Excerpts from an interface dataset
━━━━━━━━

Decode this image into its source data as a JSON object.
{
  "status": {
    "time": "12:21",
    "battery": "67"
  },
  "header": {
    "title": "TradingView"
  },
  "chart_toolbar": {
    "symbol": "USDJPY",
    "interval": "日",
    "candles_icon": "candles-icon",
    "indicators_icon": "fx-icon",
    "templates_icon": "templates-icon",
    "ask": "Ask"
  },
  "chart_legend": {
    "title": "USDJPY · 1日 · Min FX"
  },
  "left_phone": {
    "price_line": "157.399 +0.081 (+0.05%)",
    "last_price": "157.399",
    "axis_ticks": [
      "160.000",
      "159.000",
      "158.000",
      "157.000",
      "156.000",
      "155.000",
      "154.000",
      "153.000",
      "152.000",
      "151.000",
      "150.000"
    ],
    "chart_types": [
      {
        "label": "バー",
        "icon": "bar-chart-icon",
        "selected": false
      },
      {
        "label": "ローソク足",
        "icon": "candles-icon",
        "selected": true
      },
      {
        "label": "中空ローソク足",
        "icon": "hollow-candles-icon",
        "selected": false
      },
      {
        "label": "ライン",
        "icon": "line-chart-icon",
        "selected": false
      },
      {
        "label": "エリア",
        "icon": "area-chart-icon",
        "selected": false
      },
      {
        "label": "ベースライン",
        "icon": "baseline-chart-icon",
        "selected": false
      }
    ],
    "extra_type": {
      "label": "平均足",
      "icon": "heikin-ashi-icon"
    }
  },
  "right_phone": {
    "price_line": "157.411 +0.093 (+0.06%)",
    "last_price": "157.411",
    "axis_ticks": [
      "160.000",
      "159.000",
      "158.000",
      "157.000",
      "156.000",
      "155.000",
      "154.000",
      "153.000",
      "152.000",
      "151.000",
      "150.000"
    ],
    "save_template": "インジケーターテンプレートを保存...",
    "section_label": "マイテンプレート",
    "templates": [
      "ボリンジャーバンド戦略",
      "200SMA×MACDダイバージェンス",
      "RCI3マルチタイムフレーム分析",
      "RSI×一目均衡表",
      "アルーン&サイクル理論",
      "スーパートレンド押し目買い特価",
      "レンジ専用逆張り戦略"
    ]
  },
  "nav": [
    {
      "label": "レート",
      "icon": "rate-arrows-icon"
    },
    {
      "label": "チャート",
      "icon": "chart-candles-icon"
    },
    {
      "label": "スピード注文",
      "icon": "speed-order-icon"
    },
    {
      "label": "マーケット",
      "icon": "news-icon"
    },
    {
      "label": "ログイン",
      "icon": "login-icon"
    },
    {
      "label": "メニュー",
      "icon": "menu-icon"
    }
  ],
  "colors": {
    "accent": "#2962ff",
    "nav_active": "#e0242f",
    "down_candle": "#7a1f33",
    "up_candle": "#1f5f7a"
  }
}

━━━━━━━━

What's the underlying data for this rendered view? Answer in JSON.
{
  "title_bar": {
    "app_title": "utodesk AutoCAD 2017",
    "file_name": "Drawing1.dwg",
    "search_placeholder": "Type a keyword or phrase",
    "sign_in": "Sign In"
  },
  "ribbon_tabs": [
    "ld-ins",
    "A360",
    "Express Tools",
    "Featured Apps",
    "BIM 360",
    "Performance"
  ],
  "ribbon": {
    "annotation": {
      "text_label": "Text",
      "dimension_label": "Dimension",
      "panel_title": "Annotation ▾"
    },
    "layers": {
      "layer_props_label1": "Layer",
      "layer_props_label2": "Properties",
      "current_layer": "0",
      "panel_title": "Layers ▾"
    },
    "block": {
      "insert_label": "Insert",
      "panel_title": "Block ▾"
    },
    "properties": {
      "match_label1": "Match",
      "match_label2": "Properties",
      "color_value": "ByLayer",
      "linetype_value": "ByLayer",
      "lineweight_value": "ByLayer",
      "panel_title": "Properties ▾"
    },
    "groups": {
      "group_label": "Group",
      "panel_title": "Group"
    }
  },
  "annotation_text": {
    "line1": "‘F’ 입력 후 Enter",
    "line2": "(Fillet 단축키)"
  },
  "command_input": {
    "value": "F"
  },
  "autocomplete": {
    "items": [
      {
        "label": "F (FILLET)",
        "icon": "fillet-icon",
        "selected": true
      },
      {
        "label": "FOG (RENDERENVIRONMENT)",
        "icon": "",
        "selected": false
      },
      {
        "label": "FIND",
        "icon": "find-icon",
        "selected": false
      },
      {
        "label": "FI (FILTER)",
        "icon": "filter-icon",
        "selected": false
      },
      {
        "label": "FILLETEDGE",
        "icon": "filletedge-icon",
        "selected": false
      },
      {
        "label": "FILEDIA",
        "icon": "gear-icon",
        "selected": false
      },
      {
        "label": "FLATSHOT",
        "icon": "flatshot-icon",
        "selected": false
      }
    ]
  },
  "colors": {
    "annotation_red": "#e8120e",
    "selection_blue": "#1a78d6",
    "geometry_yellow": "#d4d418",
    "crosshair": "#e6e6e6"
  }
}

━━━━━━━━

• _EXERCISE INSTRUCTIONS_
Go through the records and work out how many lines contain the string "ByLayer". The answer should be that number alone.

• _RESPONSE TO THIS TASK_
3